Also, we need to find a better way to connect the LiPO battery to the ESC, because we do not have the correct connectors, and we have been using two different alligator clips to attach to the battery and then we have just two regular wires connecting the ground and power from the ESC to the alligator clips coming from the battery. Using this methods we have witnessed several sparks and what looks like a few burn marks on the ESC connector. Also, it is hard to keep the circuit complete because the wires can easily separate from the connector.
The next step is to get the propeller spinning the correct direction and to connect the housing to the hovercraft with the motor on it, then to just test the whole thing since the arduino can just have a 9 volt battery powering it so that it doesn't have to be attached to the computer. And after we see that everything is working, the step after that would be to get the remote control from the RC cars to replace the potentiometer so that we can change the speed of the motor remotely.
Decision List[edit | edit source]
-Use the 11.1 lipo battery over the tenergy 9.6v 3800mah and 8.4v battery.
-Remove small DC motor and airsoft ics turbo 3000 motor and replace with a brushless motor
-Instead of finding a new propeller, we made a structure out of balsa wood for it so that the propeller would not touch the ground while it is spinning.
Material List[edit | edit source]
-rectangle of Styrofoam for our base
-the plastic that came wrapped around the piece of Styrofoam.
-duct tape for the skirt around the edges and bottom of the craft
-epoxy glue to glue down the fans
-wire, to attach the motors to power sources.
-remote controlled car controller and receiver.
-2 dc fan motors
-ics turbo 3000 motor
-tenergy 11.1v lipo
-tenergy 9.6v 3800MAH battery
-pinion gear remover
-model airplane propeller for propulsion
Software List[edit | edit source]
Arduino software for controlling the ESC(Electronic speed controller).
logview software for recharging the battery http://www.logview.info/cms/e_logview_info.phtml
Time[edit | edit source]
On average, we each spent about an hour working on the project inside of class. And we each spent about an hour to an hour and a half each week working on the project outside of class. This comes to a total of about three and a half hours working on the project each week per person.
Tutorials[edit | edit source]
The get the ESC working with the arduino board, look at week 3 and week 4 of this page http://en.wikiversity.org/wiki/User:Drew_Dollas/enes100/Glorious3
Next Steps[edit | edit source]

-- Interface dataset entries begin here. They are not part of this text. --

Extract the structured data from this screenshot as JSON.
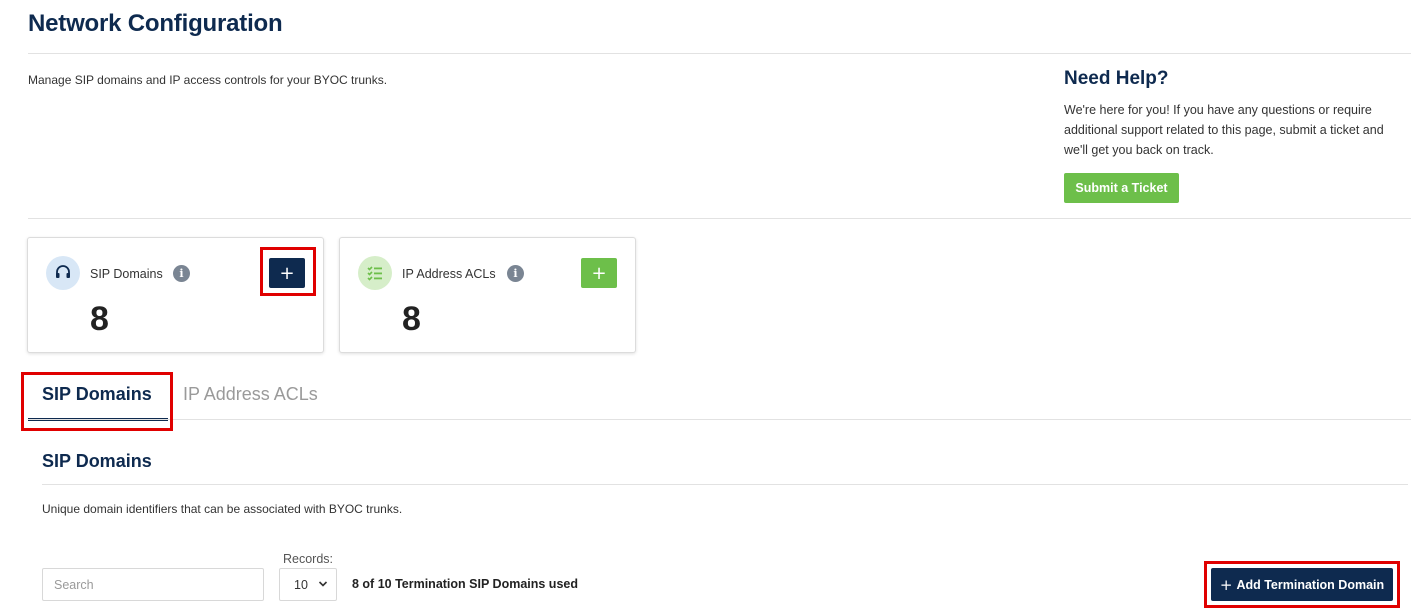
{
  "page": {
    "title": "Network Configuration",
    "description": "Manage SIP domains and IP access controls for your BYOC trunks."
  },
  "help": {
    "title": "Need Help?",
    "text": "We're here for you! If you have any questions or require additional support related to this page, submit a ticket and we'll get you back on track.",
    "button_label": "Submit a Ticket"
  },
  "cards": [
    {
      "label": "SIP Domains",
      "count": "8",
      "icon": "headset-icon",
      "info_icon": "info-icon",
      "add_icon": "plus-icon",
      "accent": "#0e2a4f"
    },
    {
      "label": "IP Address ACLs",
      "count": "8",
      "icon": "checklist-icon",
      "info_icon": "info-icon",
      "add_icon": "plus-icon",
      "accent": "#6dbf4a"
    }
  ],
  "tabs": [
    {
      "label": "SIP Domains",
      "active": true
    },
    {
      "label": "IP Address ACLs",
      "active": false
    }
  ],
  "section": {
    "title": "SIP Domains",
    "description": "Unique domain identifiers that can be associated with BYOC trunks."
  },
  "controls": {
    "search_placeholder": "Search",
    "records_label": "Records:",
    "records_value": "10",
    "usage_text": "8 of 10 Termination SIP Domains used",
    "add_button_plus": "+",
    "add_button_label": "Add Termination Domain"
  },
  "colors": {
    "brand_navy": "#0e2a4f",
    "accent_green": "#6dbf4a",
    "highlight_red": "#e00000"
  }
}
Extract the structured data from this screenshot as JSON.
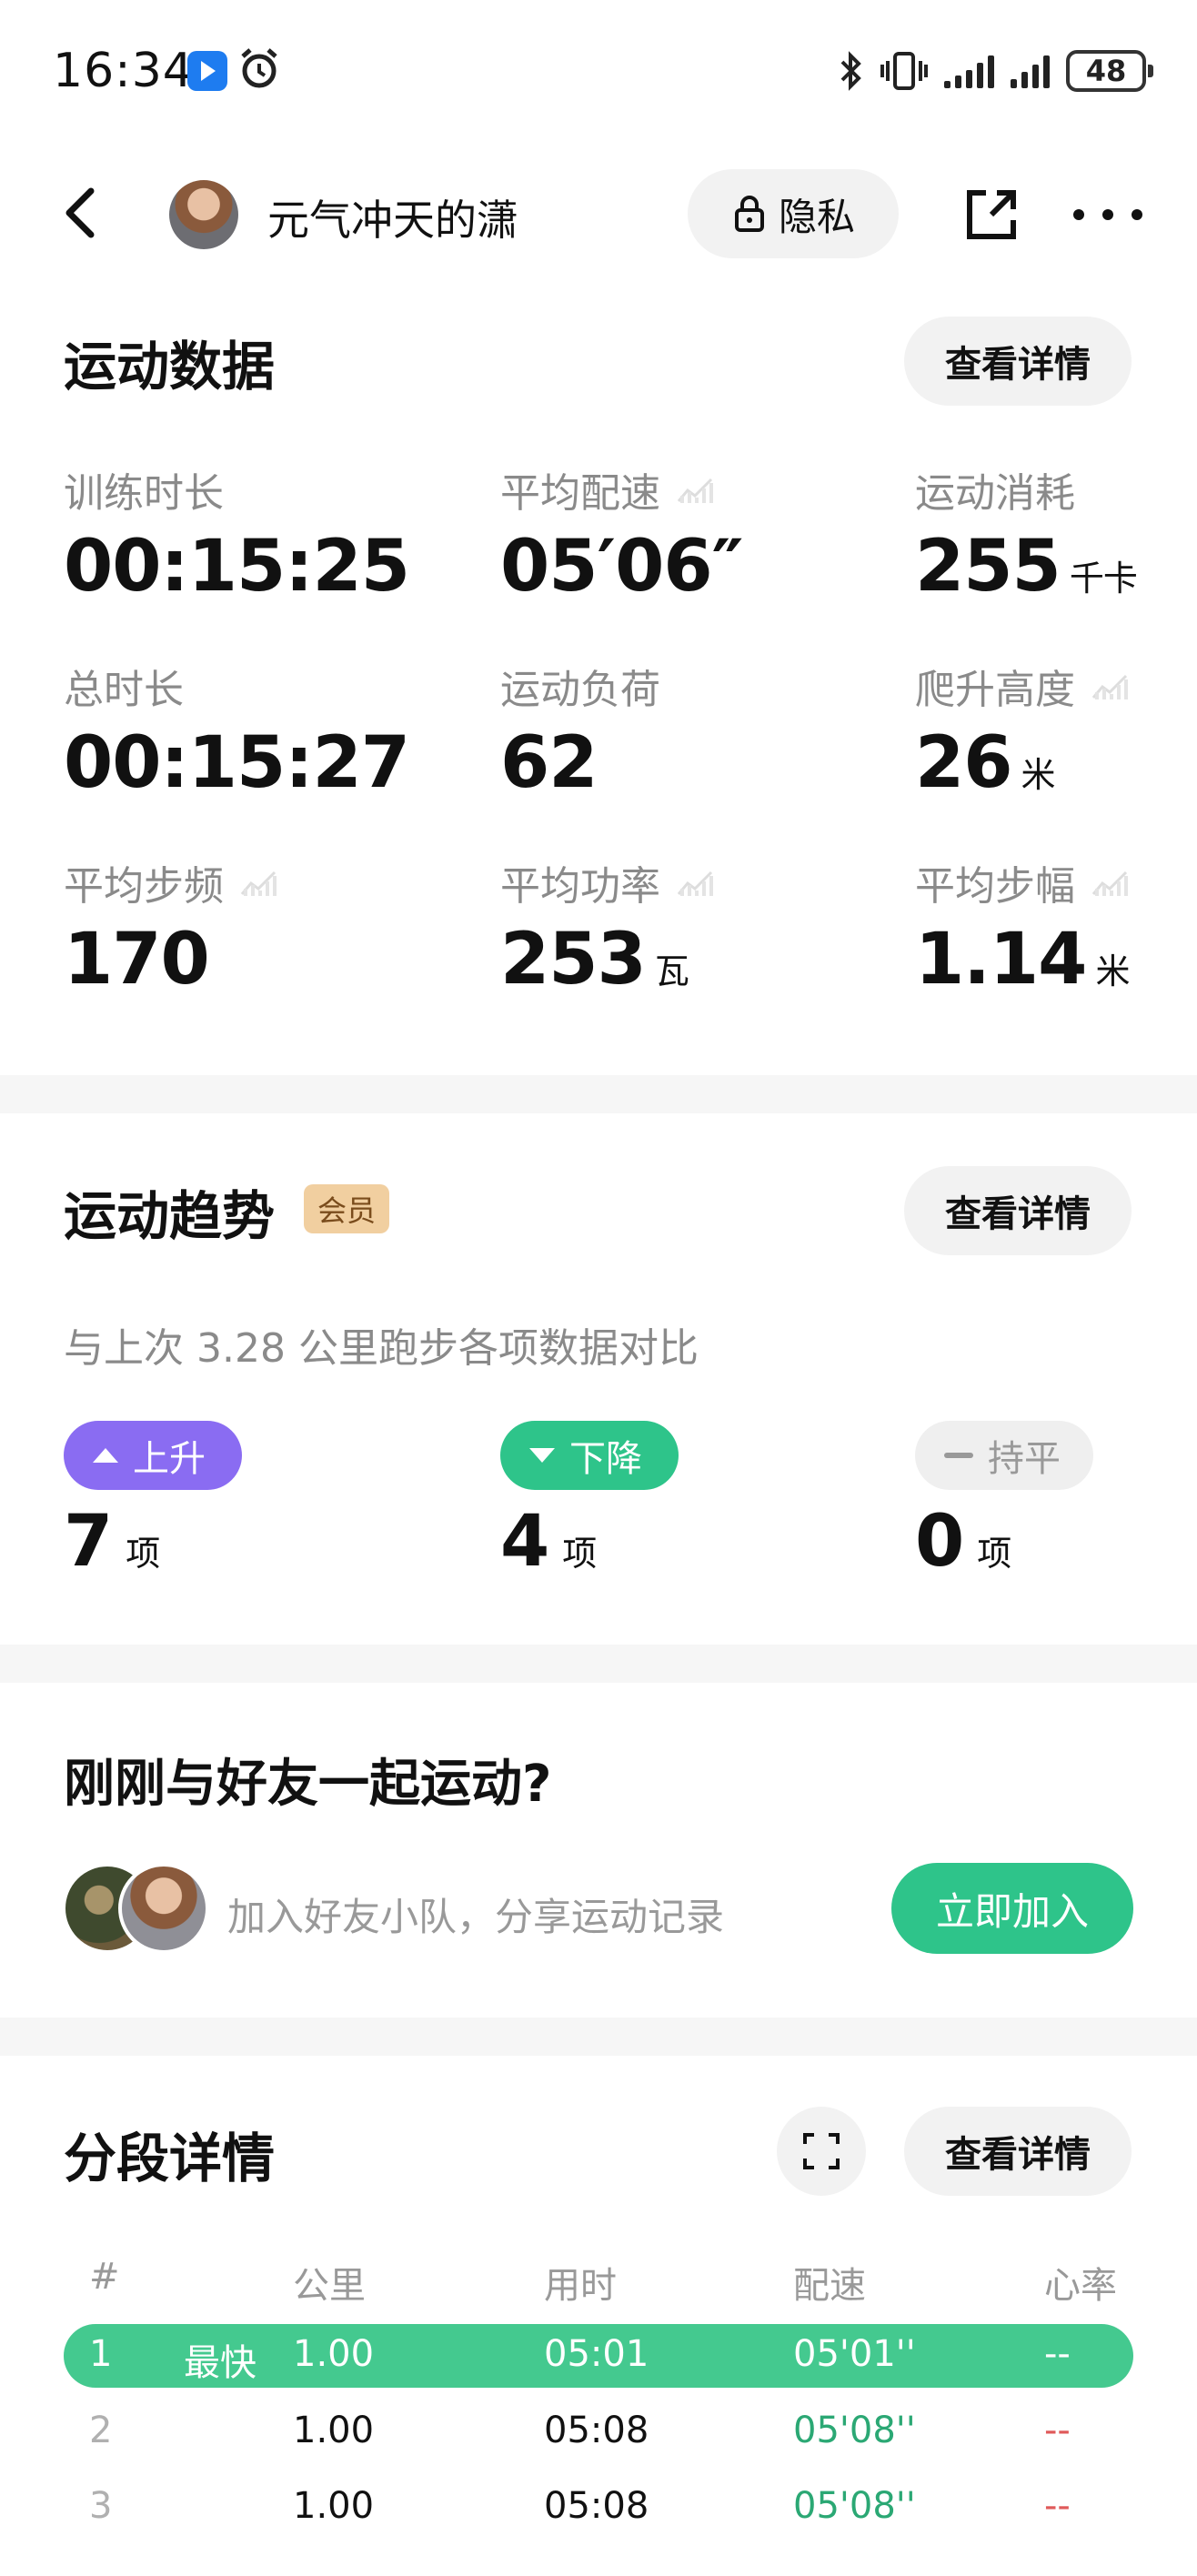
{
  "status_bar": {
    "time": "16:34",
    "battery": "48",
    "icons": [
      "app-icon",
      "alarm-icon",
      "bluetooth-icon",
      "vibrate-icon",
      "signal-icon",
      "signal-icon",
      "battery-icon"
    ]
  },
  "header": {
    "username": "元气冲天的潇",
    "privacy_label": "隐私"
  },
  "sport_data": {
    "title": "运动数据",
    "detail_label": "查看详情",
    "metrics": [
      {
        "label": "训练时长",
        "value": "00:15:25",
        "unit": ""
      },
      {
        "label": "平均配速",
        "value": "05′06″",
        "unit": ""
      },
      {
        "label": "运动消耗",
        "value": "255",
        "unit": "千卡"
      },
      {
        "label": "总时长",
        "value": "00:15:27",
        "unit": ""
      },
      {
        "label": "运动负荷",
        "value": "62",
        "unit": ""
      },
      {
        "label": "爬升高度",
        "value": "26",
        "unit": "米"
      },
      {
        "label": "平均步频",
        "value": "170",
        "unit": ""
      },
      {
        "label": "平均功率",
        "value": "253",
        "unit": "瓦"
      },
      {
        "label": "平均步幅",
        "value": "1.14",
        "unit": "米"
      }
    ]
  },
  "trend": {
    "title": "运动趋势",
    "badge": "会员",
    "detail_label": "查看详情",
    "description": "与上次 3.28 公里跑步各项数据对比",
    "up": {
      "label": "上升",
      "count": "7",
      "unit": "项"
    },
    "down": {
      "label": "下降",
      "count": "4",
      "unit": "项"
    },
    "flat": {
      "label": "持平",
      "count": "0",
      "unit": "项"
    }
  },
  "friends": {
    "title": "刚刚与好友一起运动?",
    "text": "加入好友小队，分享运动记录",
    "join_label": "立即加入"
  },
  "segments": {
    "title": "分段详情",
    "detail_label": "查看详情",
    "columns": [
      "#",
      "公里",
      "用时",
      "配速",
      "心率"
    ],
    "fastest_label": "最快",
    "rows": [
      {
        "index": "1",
        "km": "1.00",
        "time": "05:01",
        "pace": "05'01''",
        "hr": "--",
        "fastest": true
      },
      {
        "index": "2",
        "km": "1.00",
        "time": "05:08",
        "pace": "05'08''",
        "hr": "--",
        "fastest": false
      },
      {
        "index": "3",
        "km": "1.00",
        "time": "05:08",
        "pace": "05'08''",
        "hr": "--",
        "fastest": false
      }
    ]
  },
  "colors": {
    "accent_green": "#2ec48a",
    "up_purple": "#8a6cf2",
    "vip_gold": "#f1cfa0",
    "hr_red": "#e05a5a"
  }
}
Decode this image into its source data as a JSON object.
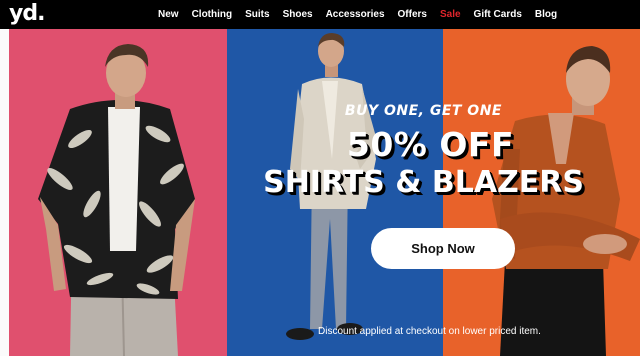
{
  "brand": {
    "logo_text": "yd."
  },
  "nav": {
    "items": [
      {
        "label": "New"
      },
      {
        "label": "Clothing"
      },
      {
        "label": "Suits"
      },
      {
        "label": "Shoes"
      },
      {
        "label": "Accessories"
      },
      {
        "label": "Offers"
      },
      {
        "label": "Sale",
        "color": "#e0252c"
      },
      {
        "label": "Gift Cards"
      },
      {
        "label": "Blog"
      }
    ]
  },
  "hero": {
    "panel_colors": {
      "left": "#e0506e",
      "middle": "#1f57a6",
      "right": "#e8622a"
    },
    "kicker": "BUY ONE, GET ONE",
    "headline_1": "50% OFF",
    "headline_2": "SHIRTS & BLAZERS",
    "cta_label": "Shop Now",
    "disclaimer": "Discount applied at checkout on lower priced item."
  }
}
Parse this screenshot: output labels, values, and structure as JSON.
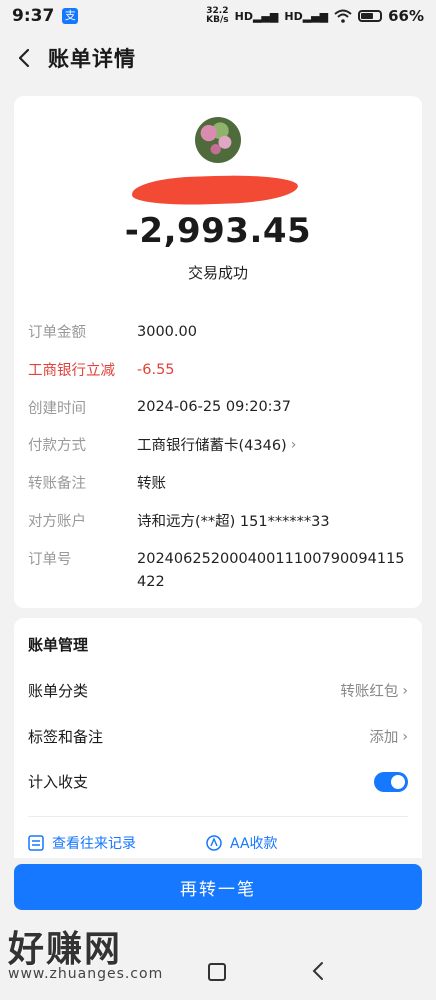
{
  "status_bar": {
    "time": "9:37",
    "app_badge": "支",
    "net_speed_value": "32.2",
    "net_speed_unit": "KB/s",
    "signal1": "HD",
    "signal2": "HD",
    "battery": "66%",
    "battery_level": 0.66
  },
  "header": {
    "title": "账单详情",
    "back_icon": "chevron-left-icon"
  },
  "summary": {
    "amount": "-2,993.45",
    "status": "交易成功"
  },
  "details": [
    {
      "label": "订单金额",
      "value": "3000.00"
    },
    {
      "label": "工商银行立减",
      "value": "-6.55"
    },
    {
      "label": "创建时间",
      "value": "2024-06-25 09:20:37"
    },
    {
      "label": "付款方式",
      "value": "工商银行储蓄卡(4346)"
    },
    {
      "label": "转账备注",
      "value": "转账"
    },
    {
      "label": "对方账户",
      "value": "诗和远方(**超) 151******33"
    },
    {
      "label": "订单号",
      "value": "20240625200040011100790094115422"
    }
  ],
  "management": {
    "title": "账单管理",
    "category_label": "账单分类",
    "category_value": "转账红包",
    "tags_label": "标签和备注",
    "tags_value": "添加",
    "income_label": "计入收支",
    "income_enabled": true,
    "link_history": "查看往来记录",
    "link_aa": "AA收款"
  },
  "cta": {
    "label": "再转一笔"
  },
  "watermark": {
    "title": "好赚网",
    "url": "www.zhuanges.com"
  },
  "colors": {
    "accent": "#1677ff",
    "discount": "#e0443c"
  }
}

To get the motor mounted onto the hovercraft, and to have the RC car remote be able to remotely change the speed of the fan. Also, some kind of a rudder system would be a good addition so that the hovercraft will be able to turn.